NORMAN, Okla. (AP) _ Jason White has almost everything Oklahoma is looking for in a quarterback: accuracy, the respect of his teammates and a history of winning big games.
But the 6-foot-2 senior also has two wobbly knees, something that could prevent the Sooners from challenging for their eighth national championship.
If White can stay healthy _ something he hasn't been able to do after going down with knee injuries in each of the last two years _ then the Sooners likely will be odds-on favorites to play in the Sugar Bowl, this year's national championship game.
``I feel that, physically, he's in tremendous shape,'' coach Bob Stoops said. ``But I felt that way a year ago.''
At last year's end, Oklahoma (12-2, 6-2 Big 12) had the look of a team eager to make amends for a couple of regular-season mishaps by easily beating Colorado in the Big 12 title game and Washington State in the Rose Bowl.
The Sooners hope to build off of those wins with an efficient, balanced offense and a downright dominating defense. Nine starters return to a unit that ranked 10th in the nation in total defense, fifth in points allowed.
``We can be the best defense that OU has ever had,'' defensive tackle Dusty Dvoracek said. ``Maybe the best that college football has ever seen.''
The anchor is defensive tackle Tommie Harris, who made All-American last season depute battling a groin injury. He's one of four Sooners on the preseason watch list for the Nagurski Award, given to the best defender in the nation. The other OU nominees are senior linebacker Teddy Lehman, senior cornerback Derrick Strait and senior safety Brandon Everage.
If that wasn't enough, the two newcomers to the starting lineup _ junior defensive end Jonathan Jackson and junior safety Donte Nicholson _ have been the objects of praise all summer.
The 6-foot-2, 210-pound Nicholson, a junior-college transfer from California, is being touted as the next Roy Williams. Jackson came on strong at the end of last season, finishing with two sacks in the Rose Bowl.
``We've got tons of athletes all over the place,'' Lehman said. ``We're so deep, it's going to be awesome to watch.''
That should relieve some of the pressure on an offense that must depend on White's creaky knees, while replacing an 1,800-yard rusher and its top four receivers.
Sophomore Kejuan Jones figures to get first crack at taking over for Quentin Griffin, who last year had the second-best single-season rushing performance in school history and left as OU's all-time leader in receptions.
At 5-foot-9, 187 pounds, Jones resembles Griffin in size, but not style. Jones, who is more of a grinder, set a school freshman-record with 14 touchdowns last season.

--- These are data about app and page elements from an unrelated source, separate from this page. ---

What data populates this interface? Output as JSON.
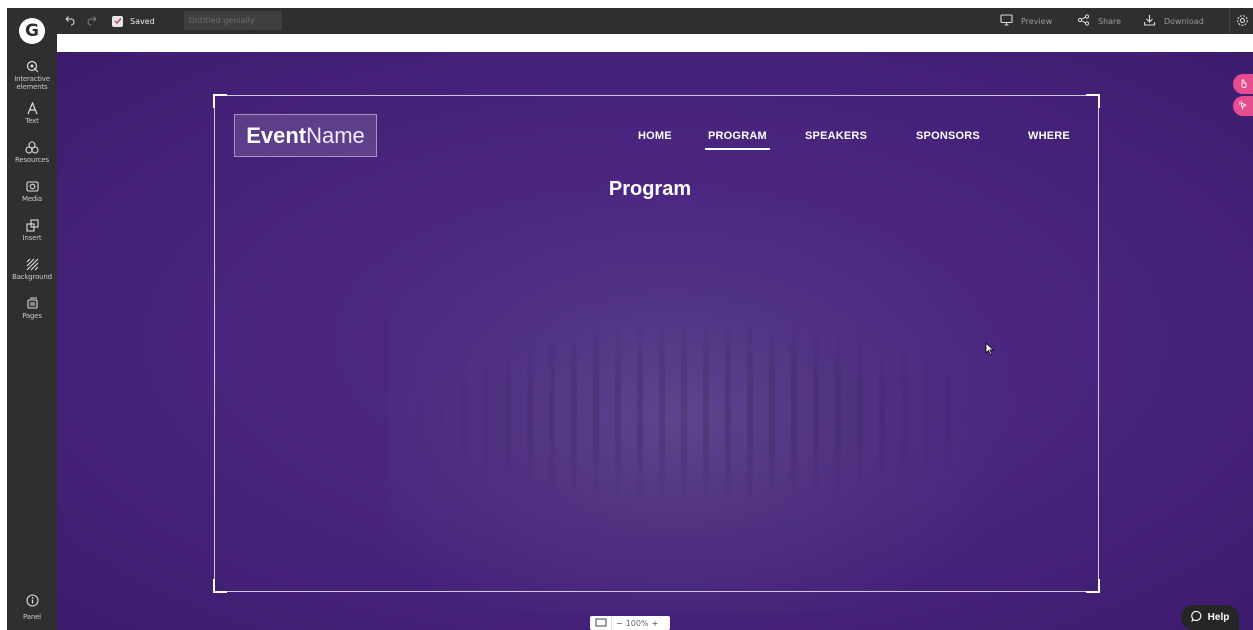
{
  "app": {
    "logo_letter": "G"
  },
  "sidebar": {
    "items": [
      {
        "label": "Interactive elements",
        "icon": "interactive-elements-icon"
      },
      {
        "label": "Text",
        "icon": "text-icon"
      },
      {
        "label": "Resources",
        "icon": "resources-icon"
      },
      {
        "label": "Media",
        "icon": "media-icon"
      },
      {
        "label": "Insert",
        "icon": "insert-icon"
      },
      {
        "label": "Background",
        "icon": "background-icon"
      },
      {
        "label": "Pages",
        "icon": "pages-icon"
      }
    ],
    "panel_label": "Panel"
  },
  "topbar": {
    "saved_label": "Saved",
    "title_placeholder": "Untitled genially",
    "preview_label": "Preview",
    "share_label": "Share",
    "download_label": "Download"
  },
  "slide": {
    "brand_bold": "Event",
    "brand_light": "Name",
    "nav": [
      "HOME",
      "PROGRAM",
      "SPEAKERS",
      "SPONSORS",
      "WHERE"
    ],
    "active_nav": "PROGRAM",
    "heading": "Program"
  },
  "zoom": {
    "minus": "−",
    "level": "100%",
    "plus": "+"
  },
  "help": {
    "label": "Help"
  },
  "colors": {
    "canvas": "#4a2680",
    "sidebar": "#2f2f2f",
    "accent_pink": "#e74c8e"
  }
}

He'll run behind an offensive line that Stoops says is the best he's had at Oklahoma. Three starters return and the other two played a lot last year.
The line will need to be good to keep White healthy through a thorny schedule that features seven teams that played in bowls last year, including longtime nemesis Texas on Oct. 11 in Dallas.
White has started only four games in his career and injuries to both knees have sapped much of the athleticism that made him a threat when he came off the bench to lead OU past Texas in 2001.
White is confident the Sooners could be headed to New Orleans in January if he avoids the rehab room.
``I feel like I'm just as capable as I used to be,'' he said. ``I guess I don't have any more knees to blow out.''